If lifestyle choices inhibit people from having a transplant, then the same should apply to other “risky” activities. People who drive cars, ride motorbikes, ski, go parachuting, scuba dive or take part in extreme sports would expect to receive the most appropriate care in the event of an accident; in severe cases, this may include a transplant. Should these people also be excluded from transplant lists?

In recent years, there has been a great deal of debate about what services should be available on the NHS; this is known as rationing healthcare. Lock (2014) reported that the NHS is not spending taxpayers’ money effectively, claiming too much is spent on hospital buildings it cannot afford and that the service is failing to reduce spending on drug treatments that do not work. However, rationing healthcare to control costs is regarded as an explosive issue in politics.

If people who make unhealthy lifestyle choices are unable to get the transplants they need to survive, where is the line drawn? Organ transplantation is an expensive business and the government wants to get value for money. The next step could be to say that organs go only to, for example, parents of young children or people in valued professions, rather than older people, the unemployed or the childless.

When the health service was launched by the then minister of health, Aneurin Bevan, in July 1948, it was based on three core principles:

  • That it meets the needs of everyone;
  • That it is free at the point of delivery;
  • That it is based on clinical need, not ability to pay (NHS, 2014).

If the argument is to prevent certain people from receiving the care they need, then this truly goes against everything the NHS stands for. This service is envied by many countries around the world and yes, reform is needed, but not at the expense of patient care.

Additionally, if one considers the ethical principle of justice and the moral requirement to treat others fairly (Edwards, 2009), then restricting organ transplants as a result of lifestyle choice is clearly immoral.

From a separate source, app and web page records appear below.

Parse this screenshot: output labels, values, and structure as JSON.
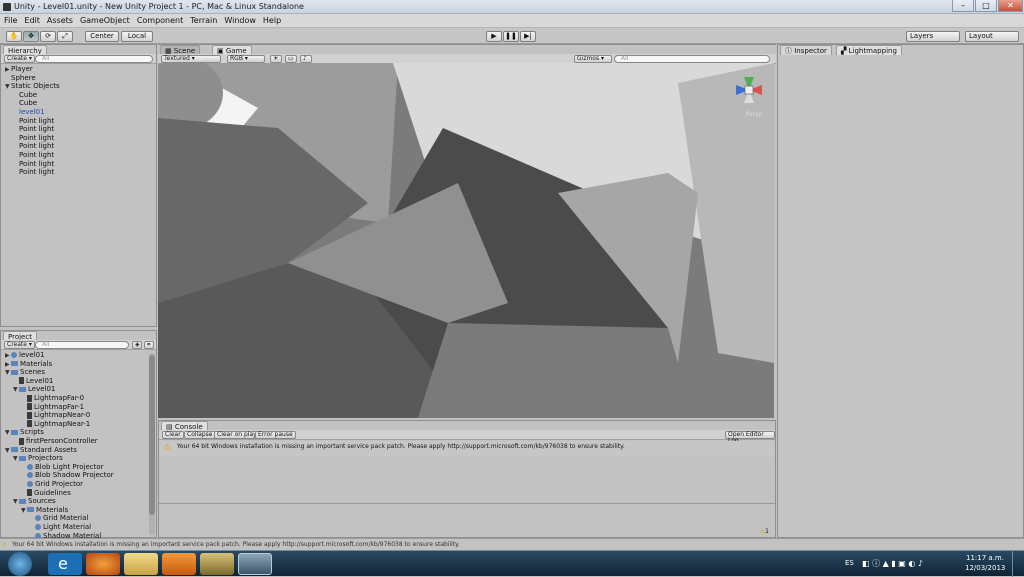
{
  "window": {
    "title": "Unity - Level01.unity - New Unity Project 1 - PC, Mac & Linux Standalone",
    "min": "–",
    "max": "□",
    "close": "✕"
  },
  "menu": [
    "File",
    "Edit",
    "Assets",
    "GameObject",
    "Component",
    "Terrain",
    "Window",
    "Help"
  ],
  "toolbar": {
    "center": "Center",
    "local": "Local",
    "layers": "Layers",
    "layout": "Layout"
  },
  "hierarchy": {
    "tab": "Hierarchy",
    "create": "Create",
    "search": "All",
    "items": [
      {
        "label": "Player",
        "indent": 0,
        "arrow": "▶",
        "sel": false
      },
      {
        "label": "Sphere",
        "indent": 0,
        "arrow": "",
        "sel": false
      },
      {
        "label": "Static Objects",
        "indent": 0,
        "arrow": "▼",
        "sel": false
      },
      {
        "label": "Cube",
        "indent": 1,
        "arrow": "",
        "sel": false
      },
      {
        "label": "Cube",
        "indent": 1,
        "arrow": "",
        "sel": false
      },
      {
        "label": "level01",
        "indent": 1,
        "arrow": "",
        "sel": true
      },
      {
        "label": "Point light",
        "indent": 1,
        "arrow": "",
        "sel": false
      },
      {
        "label": "Point light",
        "indent": 1,
        "arrow": "",
        "sel": false
      },
      {
        "label": "Point light",
        "indent": 1,
        "arrow": "",
        "sel": false
      },
      {
        "label": "Point light",
        "indent": 1,
        "arrow": "",
        "sel": false
      },
      {
        "label": "Point light",
        "indent": 1,
        "arrow": "",
        "sel": false
      },
      {
        "label": "Point light",
        "indent": 1,
        "arrow": "",
        "sel": false
      },
      {
        "label": "Point light",
        "indent": 1,
        "arrow": "",
        "sel": false
      }
    ]
  },
  "project": {
    "tab": "Project",
    "create": "Create",
    "search": "All",
    "items": [
      {
        "label": "level01",
        "indent": 0,
        "arrow": "▶",
        "icon": "ball"
      },
      {
        "label": "Materials",
        "indent": 0,
        "arrow": "▶",
        "icon": "folder"
      },
      {
        "label": "Scenes",
        "indent": 0,
        "arrow": "▼",
        "icon": "folder"
      },
      {
        "label": "Level01",
        "indent": 1,
        "arrow": "",
        "icon": "doc"
      },
      {
        "label": "Level01",
        "indent": 1,
        "arrow": "▼",
        "icon": "folder"
      },
      {
        "label": "LightmapFar-0",
        "indent": 2,
        "arrow": "",
        "icon": "doc"
      },
      {
        "label": "LightmapFar-1",
        "indent": 2,
        "arrow": "",
        "icon": "doc"
      },
      {
        "label": "LightmapNear-0",
        "indent": 2,
        "arrow": "",
        "icon": "doc"
      },
      {
        "label": "LightmapNear-1",
        "indent": 2,
        "arrow": "",
        "icon": "doc"
      },
      {
        "label": "Scripts",
        "indent": 0,
        "arrow": "▼",
        "icon": "folder"
      },
      {
        "label": "firstPersonController",
        "indent": 1,
        "arrow": "",
        "icon": "doc"
      },
      {
        "label": "Standard Assets",
        "indent": 0,
        "arrow": "▼",
        "icon": "folder"
      },
      {
        "label": "Projectors",
        "indent": 1,
        "arrow": "▼",
        "icon": "folder"
      },
      {
        "label": "Blob Light Projector",
        "indent": 2,
        "arrow": "",
        "icon": "ball"
      },
      {
        "label": "Blob Shadow Projector",
        "indent": 2,
        "arrow": "",
        "icon": "ball"
      },
      {
        "label": "Grid Projector",
        "indent": 2,
        "arrow": "",
        "icon": "ball"
      },
      {
        "label": "Guidelines",
        "indent": 2,
        "arrow": "",
        "icon": "doc"
      },
      {
        "label": "Sources",
        "indent": 1,
        "arrow": "▼",
        "icon": "folder"
      },
      {
        "label": "Materials",
        "indent": 2,
        "arrow": "▼",
        "icon": "folder"
      },
      {
        "label": "Grid Material",
        "indent": 3,
        "arrow": "",
        "icon": "ball"
      },
      {
        "label": "Light Material",
        "indent": 3,
        "arrow": "",
        "icon": "ball"
      },
      {
        "label": "Shadow Material",
        "indent": 3,
        "arrow": "",
        "icon": "ball"
      }
    ]
  },
  "scene": {
    "tab": "Scene",
    "game_tab": "Game",
    "shading": "Textured",
    "mode": "RGB",
    "gizmos": "Gizmos",
    "search": "All",
    "persp": "Persp"
  },
  "inspector": {
    "tab": "Inspector",
    "tab2": "Lightmapping"
  },
  "console": {
    "tab": "Console",
    "clear": "Clear",
    "collapse": "Collapse",
    "clear_play": "Clear on play",
    "error_pause": "Error pause",
    "open_log": "Open Editor Log",
    "message": "Your 64 bit Windows installation is missing an important service pack patch. Please apply http://support.microsoft.com/kb/976038 to ensure stability.",
    "count": "1"
  },
  "statusbar": {
    "message": "Your 64 bit Windows installation is missing an important service pack patch. Please apply http://support.microsoft.com/kb/976038 to ensure stability."
  },
  "taskbar": {
    "lang": "ES",
    "time": "11:17 a.m.",
    "date": "12/03/2013"
  }
}
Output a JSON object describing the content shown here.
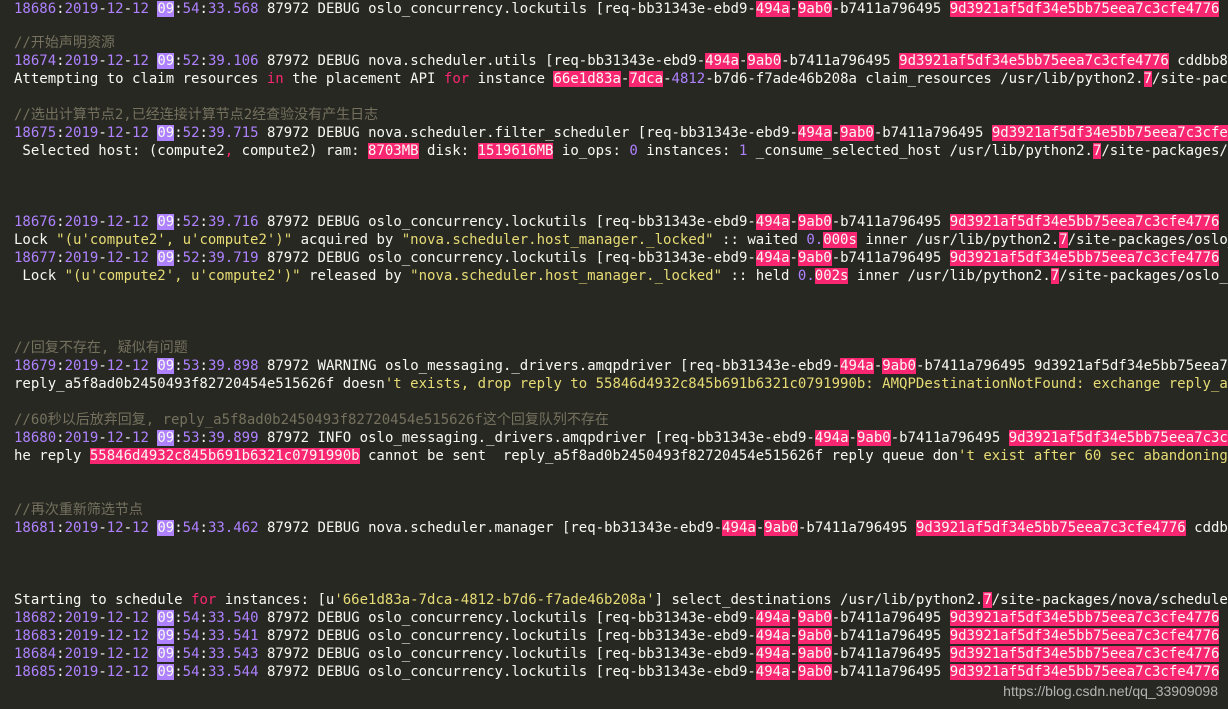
{
  "lines": [
    {
      "segs": [
        [
          "//开始声明资源",
          "c"
        ]
      ]
    },
    {
      "segs": [
        [
          "18674",
          "n"
        ],
        [
          ":",
          ""
        ],
        [
          "2019",
          "n"
        ],
        [
          "-",
          ""
        ],
        [
          "12",
          "n"
        ],
        [
          "-",
          ""
        ],
        [
          "12",
          "n"
        ],
        [
          " ",
          ""
        ],
        [
          "09",
          "hlp"
        ],
        [
          ":",
          ""
        ],
        [
          "52",
          "n"
        ],
        [
          ":",
          ""
        ],
        [
          "39.106",
          "n"
        ],
        [
          " 87972 DEBUG nova.scheduler.utils [req-bb31343e-ebd9-",
          ""
        ],
        [
          "494a",
          "hl"
        ],
        [
          "-",
          ""
        ],
        [
          "9ab0",
          "hl"
        ],
        [
          "-b7411a796495 ",
          ""
        ],
        [
          "9d3921af5df34e5bb75eea7c3cfe4776",
          "hl"
        ],
        [
          " cddbb8e0ca",
          ""
        ]
      ]
    },
    {
      "segs": [
        [
          "Attempting to claim resources ",
          ""
        ],
        [
          "in",
          "k"
        ],
        [
          " the placement API ",
          ""
        ],
        [
          "for",
          "k"
        ],
        [
          " instance ",
          ""
        ],
        [
          "66e1d83a",
          "hl"
        ],
        [
          "-",
          ""
        ],
        [
          "7dca",
          "hl"
        ],
        [
          "-",
          ""
        ],
        [
          "4812",
          "n"
        ],
        [
          "-b7d6-f7ade46b208a claim_resources /usr/lib/python2.",
          ""
        ],
        [
          "7",
          "hl"
        ],
        [
          "/site-packages",
          ""
        ]
      ]
    },
    {
      "segs": [
        [
          "//选出计算节点2,已经连接计算节点2经查验没有产生日志",
          "c"
        ]
      ]
    },
    {
      "segs": [
        [
          "18675",
          "n"
        ],
        [
          ":",
          ""
        ],
        [
          "2019",
          "n"
        ],
        [
          "-",
          ""
        ],
        [
          "12",
          "n"
        ],
        [
          "-",
          ""
        ],
        [
          "12",
          "n"
        ],
        [
          " ",
          ""
        ],
        [
          "09",
          "hlp"
        ],
        [
          ":",
          ""
        ],
        [
          "52",
          "n"
        ],
        [
          ":",
          ""
        ],
        [
          "39.715",
          "n"
        ],
        [
          " 87972 DEBUG nova.scheduler.filter_scheduler [req-bb31343e-ebd9-",
          ""
        ],
        [
          "494a",
          "hl"
        ],
        [
          "-",
          ""
        ],
        [
          "9ab0",
          "hl"
        ],
        [
          "-b7411a796495 ",
          ""
        ],
        [
          "9d3921af5df34e5bb75eea7c3cfe4776",
          "hl"
        ]
      ]
    },
    {
      "segs": [
        [
          " Selected host: (compute2",
          ""
        ],
        [
          ",",
          "k"
        ],
        [
          " compute2) ram: ",
          ""
        ],
        [
          "8703MB",
          "hl"
        ],
        [
          " disk: ",
          ""
        ],
        [
          "1519616MB",
          "hl"
        ],
        [
          " io_ops: ",
          ""
        ],
        [
          "0",
          "n"
        ],
        [
          " instances: ",
          ""
        ],
        [
          "1",
          "n"
        ],
        [
          " _consume_selected_host /usr/lib/python2.",
          ""
        ],
        [
          "7",
          "hl"
        ],
        [
          "/site-packages/nova",
          ""
        ]
      ]
    },
    {
      "segs": [
        [
          "18676",
          "n"
        ],
        [
          ":",
          ""
        ],
        [
          "2019",
          "n"
        ],
        [
          "-",
          ""
        ],
        [
          "12",
          "n"
        ],
        [
          "-",
          ""
        ],
        [
          "12",
          "n"
        ],
        [
          " ",
          ""
        ],
        [
          "09",
          "hlp"
        ],
        [
          ":",
          ""
        ],
        [
          "52",
          "n"
        ],
        [
          ":",
          ""
        ],
        [
          "39.716",
          "n"
        ],
        [
          " 87972 DEBUG oslo_concurrency.lockutils [req-bb31343e-ebd9-",
          ""
        ],
        [
          "494a",
          "hl"
        ],
        [
          "-",
          ""
        ],
        [
          "9ab0",
          "hl"
        ],
        [
          "-b7411a796495 ",
          ""
        ],
        [
          "9d3921af5df34e5bb75eea7c3cfe4776",
          "hl"
        ],
        [
          " cddb",
          ""
        ]
      ]
    },
    {
      "segs": [
        [
          "Lock ",
          ""
        ],
        [
          "\"(u'compute2', u'compute2')\"",
          "s"
        ],
        [
          " acquired by ",
          ""
        ],
        [
          "\"nova.scheduler.host_manager._locked\"",
          "s"
        ],
        [
          " :: waited ",
          ""
        ],
        [
          "0.",
          "n"
        ],
        [
          "000s",
          "hl"
        ],
        [
          " inner /usr/lib/python2.",
          ""
        ],
        [
          "7",
          "hl"
        ],
        [
          "/site-packages/oslo_con",
          ""
        ]
      ]
    },
    {
      "segs": [
        [
          "18677",
          "n"
        ],
        [
          ":",
          ""
        ],
        [
          "2019",
          "n"
        ],
        [
          "-",
          ""
        ],
        [
          "12",
          "n"
        ],
        [
          "-",
          ""
        ],
        [
          "12",
          "n"
        ],
        [
          " ",
          ""
        ],
        [
          "09",
          "hlp"
        ],
        [
          ":",
          ""
        ],
        [
          "52",
          "n"
        ],
        [
          ":",
          ""
        ],
        [
          "39.719",
          "n"
        ],
        [
          " 87972 DEBUG oslo_concurrency.lockutils [req-bb31343e-ebd9-",
          ""
        ],
        [
          "494a",
          "hl"
        ],
        [
          "-",
          ""
        ],
        [
          "9ab0",
          "hl"
        ],
        [
          "-b7411a796495 ",
          ""
        ],
        [
          "9d3921af5df34e5bb75eea7c3cfe4776",
          "hl"
        ],
        [
          " cddb",
          ""
        ]
      ]
    },
    {
      "segs": [
        [
          " Lock ",
          ""
        ],
        [
          "\"(u'compute2', u'compute2')\"",
          "s"
        ],
        [
          " released by ",
          ""
        ],
        [
          "\"nova.scheduler.host_manager._locked\"",
          "s"
        ],
        [
          " :: held ",
          ""
        ],
        [
          "0.",
          "n"
        ],
        [
          "002s",
          "hl"
        ],
        [
          " inner /usr/lib/python2.",
          ""
        ],
        [
          "7",
          "hl"
        ],
        [
          "/site-packages/oslo_co",
          ""
        ]
      ]
    },
    {
      "segs": [
        [
          "//回复不存在, 疑似有问题",
          "c"
        ]
      ]
    },
    {
      "segs": [
        [
          "18679",
          "n"
        ],
        [
          ":",
          ""
        ],
        [
          "2019",
          "n"
        ],
        [
          "-",
          ""
        ],
        [
          "12",
          "n"
        ],
        [
          "-",
          ""
        ],
        [
          "12",
          "n"
        ],
        [
          " ",
          ""
        ],
        [
          "09",
          "hlp"
        ],
        [
          ":",
          ""
        ],
        [
          "53",
          "n"
        ],
        [
          ":",
          ""
        ],
        [
          "39.898",
          "n"
        ],
        [
          " 87972 WARNING oslo_messaging._drivers.amqpdriver [req-bb31343e-ebd9-",
          ""
        ],
        [
          "494a",
          "hl"
        ],
        [
          "-",
          ""
        ],
        [
          "9ab0",
          "hl"
        ],
        [
          "-b7411a796495 ",
          ""
        ],
        [
          "9d3921af5df34e5bb75eea7c3c",
          ""
        ]
      ]
    },
    {
      "segs": [
        [
          "reply_a5f8ad0b2450493f82720454e515626f doesn",
          ""
        ],
        [
          "'t exists, drop reply to 55846d4932c845b691b6321c0791990b: AMQPDestinationNotFound: exchange reply_a5f8",
          "s"
        ]
      ]
    },
    {
      "segs": [
        [
          "//60秒以后放弃回复, reply_a5f8ad0b2450493f82720454e515626f这个回复队列不存在",
          "c"
        ]
      ]
    },
    {
      "segs": [
        [
          "18680",
          "n"
        ],
        [
          ":",
          ""
        ],
        [
          "2019",
          "n"
        ],
        [
          "-",
          ""
        ],
        [
          "12",
          "n"
        ],
        [
          "-",
          ""
        ],
        [
          "12",
          "n"
        ],
        [
          " ",
          ""
        ],
        [
          "09",
          "hlp"
        ],
        [
          ":",
          ""
        ],
        [
          "53",
          "n"
        ],
        [
          ":",
          ""
        ],
        [
          "39.899",
          "n"
        ],
        [
          " 87972 INFO oslo_messaging._drivers.amqpdriver [req-bb31343e-ebd9-",
          ""
        ],
        [
          "494a",
          "hl"
        ],
        [
          "-",
          ""
        ],
        [
          "9ab0",
          "hl"
        ],
        [
          "-b7411a796495 ",
          ""
        ],
        [
          "9d3921af5df34e5bb75eea7c3cfe47",
          "hl"
        ]
      ]
    },
    {
      "segs": [
        [
          "he reply ",
          ""
        ],
        [
          "55846d4932c845b691b6321c0791990b",
          "hl"
        ],
        [
          " cannot be sent  reply_a5f8ad0b2450493f82720454e515626f reply queue don",
          ""
        ],
        [
          "'t exist after 60 sec abandoning...",
          "s"
        ]
      ]
    },
    {
      "segs": [
        [
          "//再次重新筛选节点",
          "c"
        ]
      ]
    },
    {
      "segs": [
        [
          "18681",
          "n"
        ],
        [
          ":",
          ""
        ],
        [
          "2019",
          "n"
        ],
        [
          "-",
          ""
        ],
        [
          "12",
          "n"
        ],
        [
          "-",
          ""
        ],
        [
          "12",
          "n"
        ],
        [
          " ",
          ""
        ],
        [
          "09",
          "hlp"
        ],
        [
          ":",
          ""
        ],
        [
          "54",
          "n"
        ],
        [
          ":",
          ""
        ],
        [
          "33.462",
          "n"
        ],
        [
          " 87972 DEBUG nova.scheduler.manager [req-bb31343e-ebd9-",
          ""
        ],
        [
          "494a",
          "hl"
        ],
        [
          "-",
          ""
        ],
        [
          "9ab0",
          "hl"
        ],
        [
          "-b7411a796495 ",
          ""
        ],
        [
          "9d3921af5df34e5bb75eea7c3cfe4776",
          "hl"
        ],
        [
          " cddbb8e0",
          ""
        ]
      ]
    },
    {
      "segs": [
        [
          "Starting to schedule ",
          ""
        ],
        [
          "for",
          "k"
        ],
        [
          " instances: [u",
          ""
        ],
        [
          "'66e1d83a-7dca-4812-b7d6-f7ade46b208a'",
          "s"
        ],
        [
          "] select_destinations /usr/lib/python2.",
          ""
        ],
        [
          "7",
          "hl"
        ],
        [
          "/site-packages/nova/scheduler/ma",
          ""
        ]
      ]
    },
    {
      "segs": [
        [
          "18682",
          "n"
        ],
        [
          ":",
          ""
        ],
        [
          "2019",
          "n"
        ],
        [
          "-",
          ""
        ],
        [
          "12",
          "n"
        ],
        [
          "-",
          ""
        ],
        [
          "12",
          "n"
        ],
        [
          " ",
          ""
        ],
        [
          "09",
          "hlp"
        ],
        [
          ":",
          ""
        ],
        [
          "54",
          "n"
        ],
        [
          ":",
          ""
        ],
        [
          "33.540",
          "n"
        ],
        [
          " 87972 DEBUG oslo_concurrency.lockutils [req-bb31343e-ebd9-",
          ""
        ],
        [
          "494a",
          "hl"
        ],
        [
          "-",
          ""
        ],
        [
          "9ab0",
          "hl"
        ],
        [
          "-b7411a796495 ",
          ""
        ],
        [
          "9d3921af5df34e5bb75eea7c3cfe4776",
          "hl"
        ],
        [
          " cddb",
          ""
        ]
      ]
    },
    {
      "segs": [
        [
          "18683",
          "n"
        ],
        [
          ":",
          ""
        ],
        [
          "2019",
          "n"
        ],
        [
          "-",
          ""
        ],
        [
          "12",
          "n"
        ],
        [
          "-",
          ""
        ],
        [
          "12",
          "n"
        ],
        [
          " ",
          ""
        ],
        [
          "09",
          "hlp"
        ],
        [
          ":",
          ""
        ],
        [
          "54",
          "n"
        ],
        [
          ":",
          ""
        ],
        [
          "33.541",
          "n"
        ],
        [
          " 87972 DEBUG oslo_concurrency.lockutils [req-bb31343e-ebd9-",
          ""
        ],
        [
          "494a",
          "hl"
        ],
        [
          "-",
          ""
        ],
        [
          "9ab0",
          "hl"
        ],
        [
          "-b7411a796495 ",
          ""
        ],
        [
          "9d3921af5df34e5bb75eea7c3cfe4776",
          "hl"
        ],
        [
          " cddb",
          ""
        ]
      ]
    },
    {
      "segs": [
        [
          "18684",
          "n"
        ],
        [
          ":",
          ""
        ],
        [
          "2019",
          "n"
        ],
        [
          "-",
          ""
        ],
        [
          "12",
          "n"
        ],
        [
          "-",
          ""
        ],
        [
          "12",
          "n"
        ],
        [
          " ",
          ""
        ],
        [
          "09",
          "hlp"
        ],
        [
          ":",
          ""
        ],
        [
          "54",
          "n"
        ],
        [
          ":",
          ""
        ],
        [
          "33.543",
          "n"
        ],
        [
          " 87972 DEBUG oslo_concurrency.lockutils [req-bb31343e-ebd9-",
          ""
        ],
        [
          "494a",
          "hl"
        ],
        [
          "-",
          ""
        ],
        [
          "9ab0",
          "hl"
        ],
        [
          "-b7411a796495 ",
          ""
        ],
        [
          "9d3921af5df34e5bb75eea7c3cfe4776",
          "hl"
        ],
        [
          " cddb",
          ""
        ]
      ]
    },
    {
      "segs": [
        [
          "18685",
          "n"
        ],
        [
          ":",
          ""
        ],
        [
          "2019",
          "n"
        ],
        [
          "-",
          ""
        ],
        [
          "12",
          "n"
        ],
        [
          "-",
          ""
        ],
        [
          "12",
          "n"
        ],
        [
          " ",
          ""
        ],
        [
          "09",
          "hlp"
        ],
        [
          ":",
          ""
        ],
        [
          "54",
          "n"
        ],
        [
          ":",
          ""
        ],
        [
          "33.544",
          "n"
        ],
        [
          " 87972 DEBUG oslo_concurrency.lockutils [req-bb31343e-ebd9-",
          ""
        ],
        [
          "494a",
          "hl"
        ],
        [
          "-",
          ""
        ],
        [
          "9ab0",
          "hl"
        ],
        [
          "-b7411a796495 ",
          ""
        ],
        [
          "9d3921af5df34e5bb75eea7c3cfe4776",
          "hl"
        ],
        [
          " cddb",
          ""
        ]
      ]
    },
    {
      "segs": [
        [
          "18686",
          "n"
        ],
        [
          ":",
          ""
        ],
        [
          "2019",
          "n"
        ],
        [
          "-",
          ""
        ],
        [
          "12",
          "n"
        ],
        [
          "-",
          ""
        ],
        [
          "12",
          "n"
        ],
        [
          " ",
          ""
        ],
        [
          "09",
          "hlp"
        ],
        [
          ":",
          ""
        ],
        [
          "54",
          "n"
        ],
        [
          ":",
          ""
        ],
        [
          "33.568",
          "n"
        ],
        [
          " 87972 DEBUG oslo_concurrency.lockutils [req-bb31343e-ebd9-",
          ""
        ],
        [
          "494a",
          "hl"
        ],
        [
          "-",
          ""
        ],
        [
          "9ab0",
          "hl"
        ],
        [
          "-b7411a796495 ",
          ""
        ],
        [
          "9d3921af5df34e5bb75eea7c3cfe4776",
          "hl"
        ],
        [
          " cddb",
          ""
        ]
      ]
    }
  ],
  "watermark": "https://blog.csdn.net/qq_33909098",
  "colors": {
    "background": "#272822",
    "highlight": "#f92672",
    "number": "#ae81ff",
    "comment": "#75715e",
    "string": "#e6db74"
  }
}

Biomedical ethics affect everyday life and nursing practice, and this article has presented some of the key arguments on both sides of the case regarding access to organ transplantation. However, many other perspectives could be considered; if you would like to continue this debate, please use the comments section below.

Talking points

  • Should people who have received one organ be offered a second transplant or should people who have not had a transplant be given priority?
  • Should people whose lifestyle choices damaged their organ be given a transplant?
  • Should someone with young children have priority over a childless or an older person?
  • Is it ethical to place a person who is rejecting a new organ due to non-concordant behaviour on the same ward as someone waiting for a transplant?
  • With organs in short supply, should England and Scotland adopt Wales’ opt in/opt out law?
  • 1 Comment

Readers' comments (1)

  • A fascinating and thought-provoking paper. If we start from the premise that resources are finite (and some people are not going to receive the organ they need) then choices must be made.

    So what criteria should we use to make these unavoidable choices?

    I don't accept that past behaviour should be any indicator of whether a person should/shouldn't receive an organ.
    What SHOULD is the likelihood of the recipient benefitting from the transplant.

    It follows that If a careful assessment concludes that post operatively - for any reason - one potential recipient will benefit less from from the transplant than another then the 2nd potential recipient should receive the organ transplant.

    This approach avoids making moral judgments about previous lifestyle but looks objectively and rigorously at maximising the greatest good from finite resources.

    Unsuitable or offensive? Report this comment

Have your say

You must sign in to make a comment

Please remember that the submission of any material is governed by our Terms and Conditions and by submitting material you confirm your agreement to these Terms and Conditions. Links may be included in your comments but HTML is not permitted.

Related Jobs